Over recent years city mayors have become important participants in developing mitigation action, given the role that cities play in the global economy. Roughly two-thirds of energy consumption today occurs in cities, and this will increase as urbanisation trends intensify. Cities account for more than 70% of global carbon dioxide emissions, both directly through cars, trucks and buses on the roads and indirectly through electricity and goods and services that the people in cities purchase from outside. At COP21 where the Paris Agreement was negotiated, the C40, a network of the world’s mega-cities committed to addressing climate change, sent their mayors to Paris as a clear signal of support for an agreement to emerge. A further impetus came from American cities when the USA announced it was leaving the Paris Agreement and several cities announced that they were “still in”.
Cities have significant leverage when it comes to shifting goods and services to a lower carbon footprint. For example, when London introduced it’s Congestion Charge in 2003 but gave an exemption to hybrid vehicles, an explosion in Toyota Prius demand quickly followed, including for me as we lived one street outside the Congestion Zone and my son went to school inside it. Today cities are looking to increase their environmental ambition. Many are now focussing on net-zero emissions as a goal in that it is tangible, necessary and engaging for people living in cities. Such a goal also brings direct and immediate benefits to people living in cities in that it tends to require a shift to electricity, such as for electric vehicles, which in turn improves local air quality.
One such city is Paris itself, which has established an ambitious net-zero emissions framework to take it forward to 2050.
Meeting these goals will require a step change in the level of action being taken by the city authorities and the need to engage extensively with the city residents. But the necessary steps may not come easily. To that end, Shell and Leonard (Vinci Group) organised a scenarios workshop in Paris in 2019, bringing together public, private and civil society stakeholders. The objective was to broaden the conversation about the future of the Paris Metropole and the collaborations required to address common pressures, in order to transform the ways in which we work together to meet the goals of the Paris Climate Action Plan. The workshop assembled 45 experts from 30 different institutions, including the Paris City government, the Île-de-France region, the French State Ministry for the Ecological Transition, the Organisation for Economic Co-operation and Development, the International Energy Agency, researchers from Sorbonne and Stanford universities, as well as some of the largest French companies.
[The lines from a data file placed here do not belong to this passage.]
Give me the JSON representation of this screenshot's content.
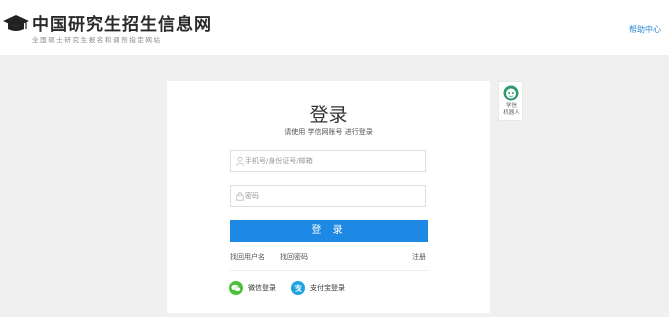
{
  "header": {
    "title": "中国研究生招生信息网",
    "subtitle": "全国硕士研究生报名和调剂指定网站",
    "help_link": "帮助中心"
  },
  "login": {
    "title": "登录",
    "subtitle": "请使用 学信网账号 进行登录",
    "username_placeholder": "手机号/身份证号/邮箱",
    "password_placeholder": "密码",
    "submit_label": "登 录",
    "forgot_username": "找回用户名",
    "forgot_password": "找回密码",
    "register": "注册",
    "social": [
      {
        "label": "微信登录",
        "icon": "wechat-icon",
        "color": "#4cbf3a"
      },
      {
        "label": "支付宝登录",
        "icon": "alipay-icon",
        "color": "#1ea3e0"
      }
    ]
  },
  "robot": {
    "label_line1": "学信",
    "label_line2": "机器人",
    "icon": "robot-icon"
  },
  "colors": {
    "accent": "#1e88e5",
    "background": "#f0f0f0",
    "link": "#2a8ad8"
  }
}
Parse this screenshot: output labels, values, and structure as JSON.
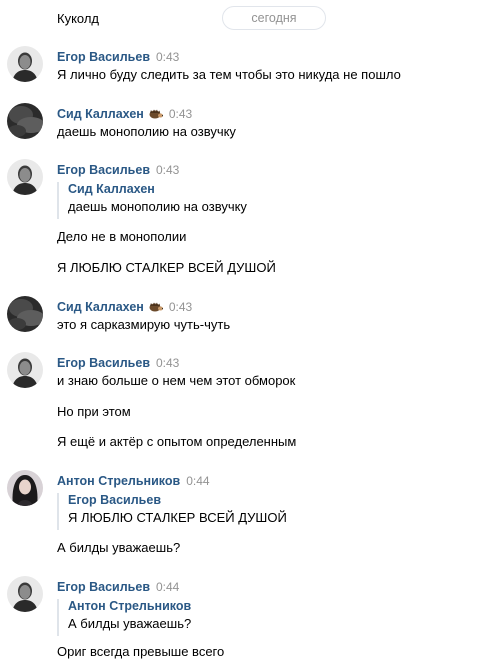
{
  "top": {
    "prev_text": "Куколд",
    "date_label": "сегодня"
  },
  "messages": [
    {
      "author": "Егор Васильев",
      "time": "0:43",
      "lines": [
        "Я лично буду следить за тем чтобы это никуда не пошло"
      ]
    },
    {
      "author": "Сид Каллахен",
      "status_icon": "hedgehog-icon",
      "time": "0:43",
      "lines": [
        "даешь монополию на озвучку"
      ]
    },
    {
      "author": "Егор Васильев",
      "time": "0:43",
      "quote": {
        "author": "Сид Каллахен",
        "text": "даешь монополию на озвучку"
      },
      "lines": [
        "Дело не в монополии",
        "Я ЛЮБЛЮ СТАЛКЕР ВСЕЙ ДУШОЙ"
      ]
    },
    {
      "author": "Сид Каллахен",
      "status_icon": "hedgehog-icon",
      "time": "0:43",
      "lines": [
        "это я сарказмирую чуть-чуть"
      ]
    },
    {
      "author": "Егор Васильев",
      "time": "0:43",
      "lines": [
        "и знаю больше о нем чем этот обморок",
        "Но при этом",
        "Я ещё и актёр с опытом определенным"
      ]
    },
    {
      "author": "Антон Стрельников",
      "time": "0:44",
      "quote": {
        "author": "Егор Васильев",
        "text": "Я ЛЮБЛЮ СТАЛКЕР ВСЕЙ ДУШОЙ"
      },
      "lines": [
        "А билды уважаешь?"
      ]
    },
    {
      "author": "Егор Васильев",
      "time": "0:44",
      "quote": {
        "author": "Антон Стрельников",
        "text": "А билды уважаешь?"
      },
      "lines": [
        "Ориг всегда превыше всего"
      ]
    }
  ],
  "colors": {
    "author": "#2a5885",
    "meta": "#939393",
    "quote_bar": "#dfe4ea"
  }
}
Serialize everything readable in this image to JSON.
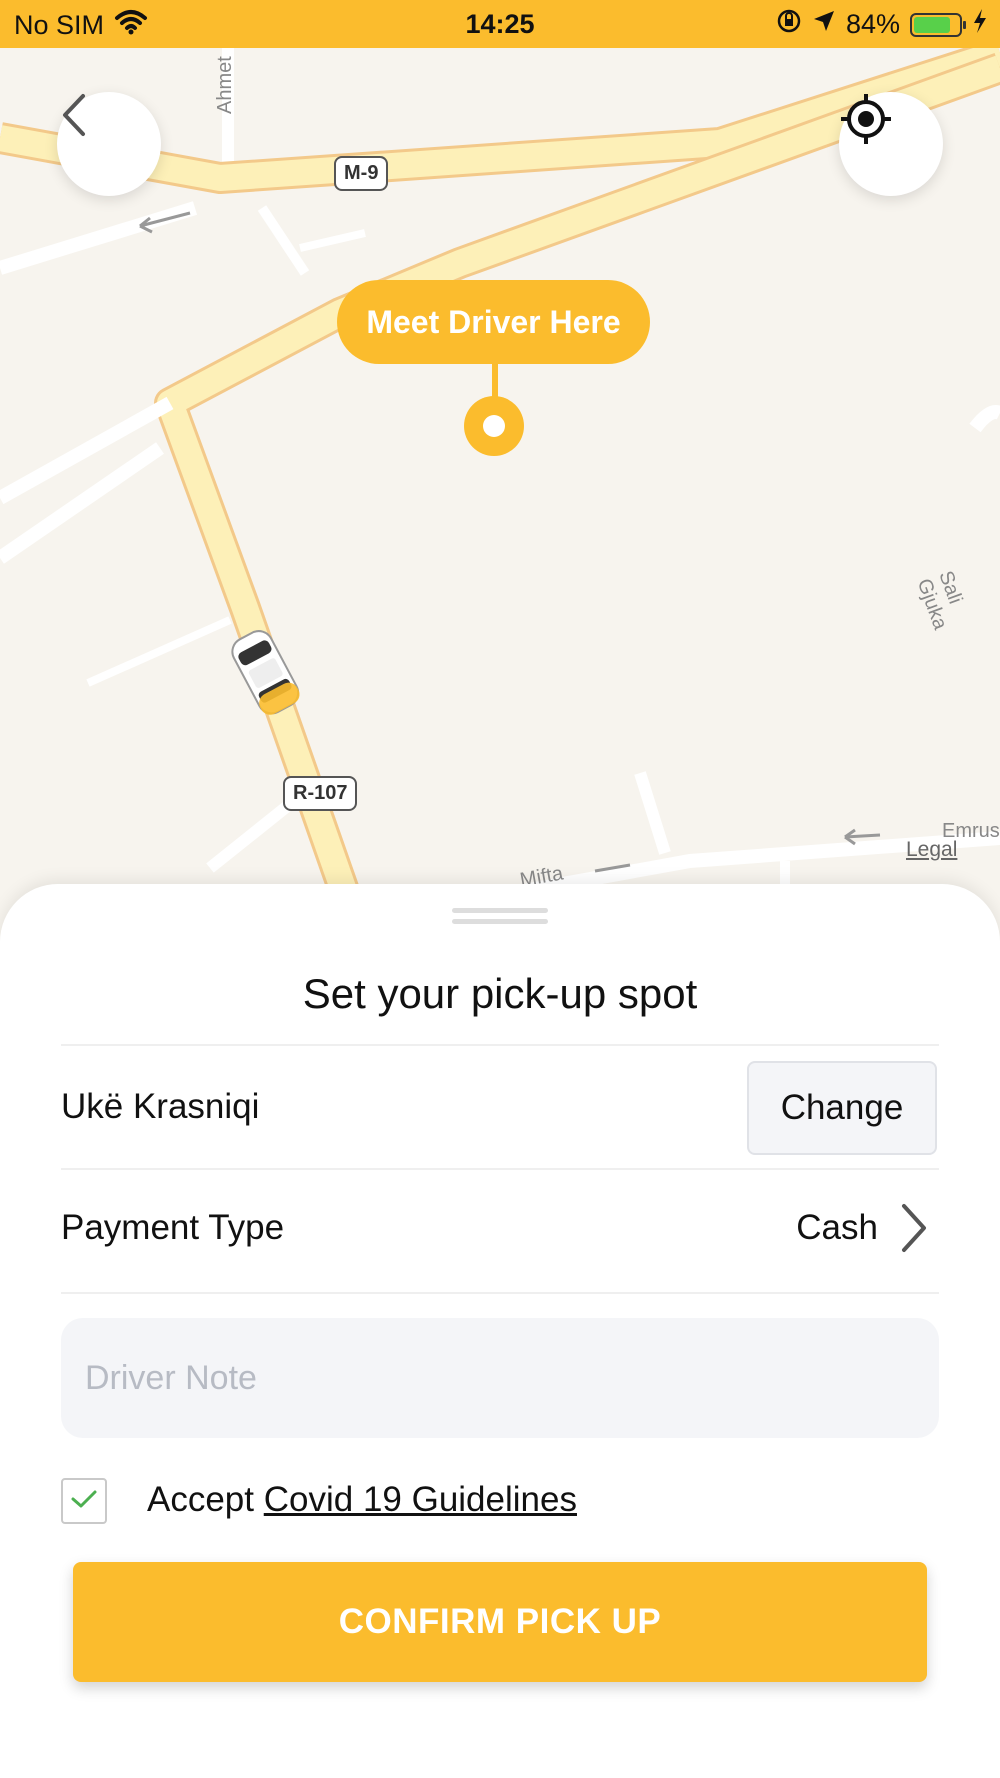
{
  "status_bar": {
    "carrier": "No SIM",
    "time": "14:25",
    "battery_percent": "84%",
    "battery_level": 0.84
  },
  "map": {
    "meet_label": "Meet Driver Here",
    "road_badges": [
      "M-9",
      "R-107"
    ],
    "street_labels": [
      "Ahmet",
      "Sali Gjuka",
      "Emrus",
      "Mifta"
    ],
    "legal": "Legal",
    "colors": {
      "accent": "#fbbc2d",
      "road": "#fdf0b8",
      "road_edge": "#f3c98a"
    },
    "icons": {
      "back": "chevron-left-icon",
      "locate": "crosshair-icon",
      "car": "taxi-car-icon"
    }
  },
  "sheet": {
    "title": "Set your pick-up spot",
    "address": "Ukë Krasniqi",
    "change_label": "Change",
    "payment_label": "Payment Type",
    "payment_value": "Cash",
    "note_placeholder": "Driver Note",
    "note_value": "",
    "accept_prefix": "Accept",
    "accept_link": "Covid 19 Guidelines",
    "accept_checked": true,
    "confirm_label": "CONFIRM PICK UP"
  }
}
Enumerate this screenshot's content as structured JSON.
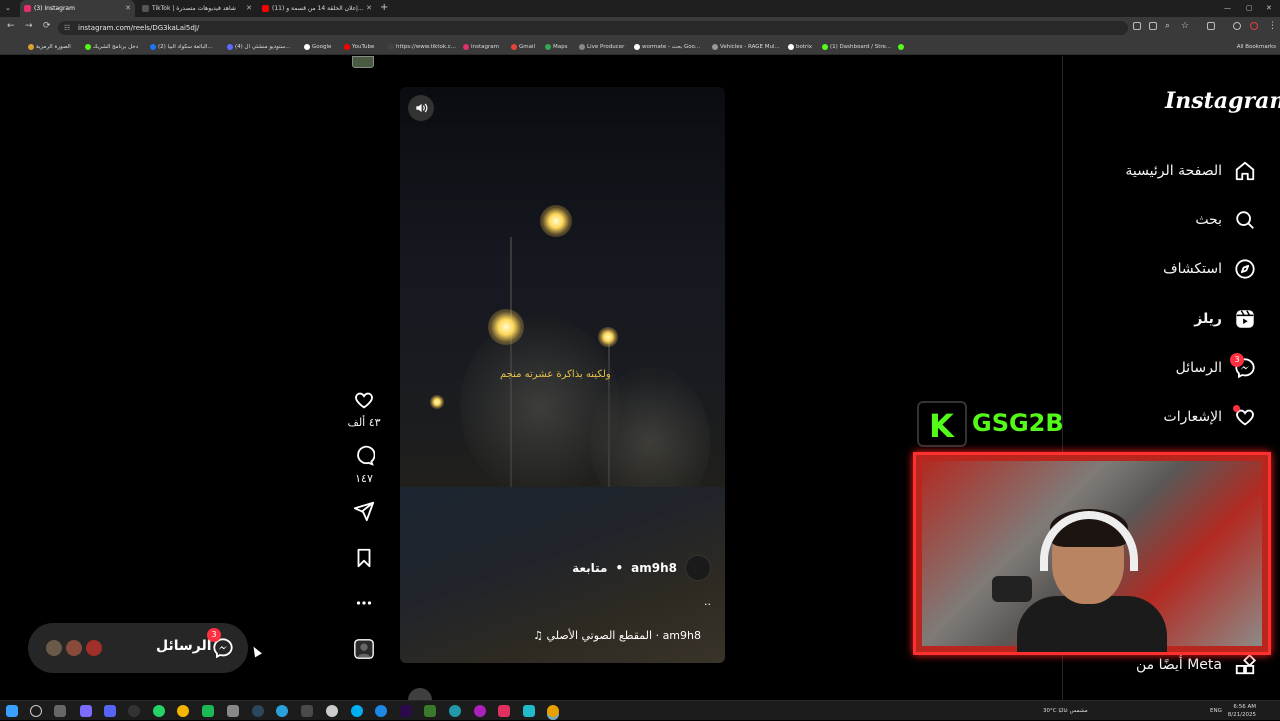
{
  "browser": {
    "tabs": [
      {
        "label": "(3) Instagram",
        "active": true,
        "color": "#e1306c"
      },
      {
        "label": "TikTok | شاهد فيديوهات متصدرة",
        "active": false,
        "color": "#111111"
      },
      {
        "label": "(11) إعلان الحلقة 14 من قسمة و...",
        "active": false,
        "color": "#ff0000"
      }
    ],
    "url": "instagram.com/reels/DG3kaLai5dJ/",
    "bookmarks": [
      {
        "label": "الصورة الرمزية",
        "color": "#e0a030"
      },
      {
        "label": "دخل برنامج الشريك",
        "color": "#53fc18"
      },
      {
        "label": "(2) البائعة سكواد البيا...",
        "color": "#1877f2"
      },
      {
        "label": "(4) ستوديو منشئي ال...",
        "color": "#5b6cff"
      },
      {
        "label": "Google",
        "color": "#ffffff"
      },
      {
        "label": "YouTube",
        "color": "#ff0000"
      },
      {
        "label": "https://www.tiktok.c...",
        "color": "#111111"
      },
      {
        "label": "Instagram",
        "color": "#e1306c"
      },
      {
        "label": "Gmail",
        "color": "#ea4335"
      },
      {
        "label": "Maps",
        "color": "#34a853"
      },
      {
        "label": "Live Producer",
        "color": "#888888"
      },
      {
        "label": "wormate - بحث Goo...",
        "color": "#ffffff"
      },
      {
        "label": "Vehicles - RAGE Mul...",
        "color": "#999999"
      },
      {
        "label": "botrix",
        "color": "#ffffff"
      },
      {
        "label": "(1) Dashboard / Stre...",
        "color": "#53fc18"
      }
    ],
    "all_bookmarks": "All Bookmarks"
  },
  "instagram": {
    "logo": "Instagram",
    "nav": [
      {
        "label": "الصفحة الرئيسية",
        "icon": "home-icon"
      },
      {
        "label": "بحث",
        "icon": "search-icon"
      },
      {
        "label": "استكشاف",
        "icon": "compass-icon"
      },
      {
        "label": "ريلز",
        "icon": "reels-icon"
      },
      {
        "label": "الرسائل",
        "icon": "messenger-icon",
        "badge": "3"
      },
      {
        "label": "الإشعارات",
        "icon": "heart-icon",
        "dot": true
      }
    ],
    "also_from_meta": "أيضًا من Meta",
    "reel": {
      "caption_overlay": "ولكينه بذاكرة عشرته منجم",
      "username": "am9h8",
      "follow_label": "متابعة",
      "separator": "•",
      "more_text": "..",
      "audio_label": "♫ المقطع الصوتي الأصلي · am9h8"
    },
    "actions": {
      "likes": "٤٣ ألف",
      "comments": "١٤٧"
    },
    "messages_pill": {
      "label": "الرسائل",
      "badge": "3"
    }
  },
  "stream_overlay": {
    "k_letter": "K",
    "name": "GSG2B",
    "accent": "#53fc18",
    "frame_color": "#ff3030"
  },
  "taskbar": {
    "weather": "30°C مشمس غالبًا",
    "lang": "ENG",
    "time": "6:56 AM",
    "date": "8/21/2025"
  }
}
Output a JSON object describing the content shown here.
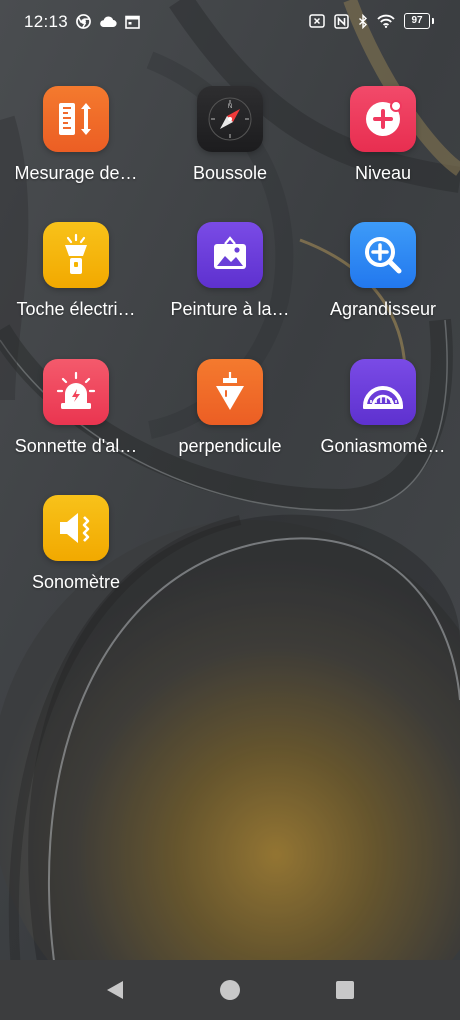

The workshop led to the development three scenarios: Green Tech Evolution, The Blame Game and Paving the Way. Each describes different visions of the future for the Paris Metropole in 2040. The scenarios consider shifting socioeconomic, political and technological forces during the next two decades. They are all framed by two key uncertainties (socioeconomic inequality and policy governance) and one important shared challenge (the effects of climate change). Each scenario illustrates a pathway to 2040 and describes progress, or lack thereof, towards the goals of the Paris Climate Action Plan. Each scenario also indicates what would need to happen beyond 2040 for the Paris Metropole to become carbon-neutral.
In Green Tech Evolution, France vigorously pursues its ambitious plans to become Europe’s leading technology innovation and start-up nation, which eventually opens up a greener economic future. In The Blame Game, longer-term climate related policy decisions are placed on hold, as immediate social and economic problems take priority and in Paving the Way, local city mayors and communities collaborate to design evidence based policy options that address climate change within the Paris Metropole.
Cities may well be key to reaching the goals of the Paris Agreement and the Paris Metropole has an opportunity to lead climate action at the local, national and European levels. Given its association with the 2015 Paris climate agreement the area has important symbolic value in efforts to tackle climate change.
You can read about the Paris City Scenarios here.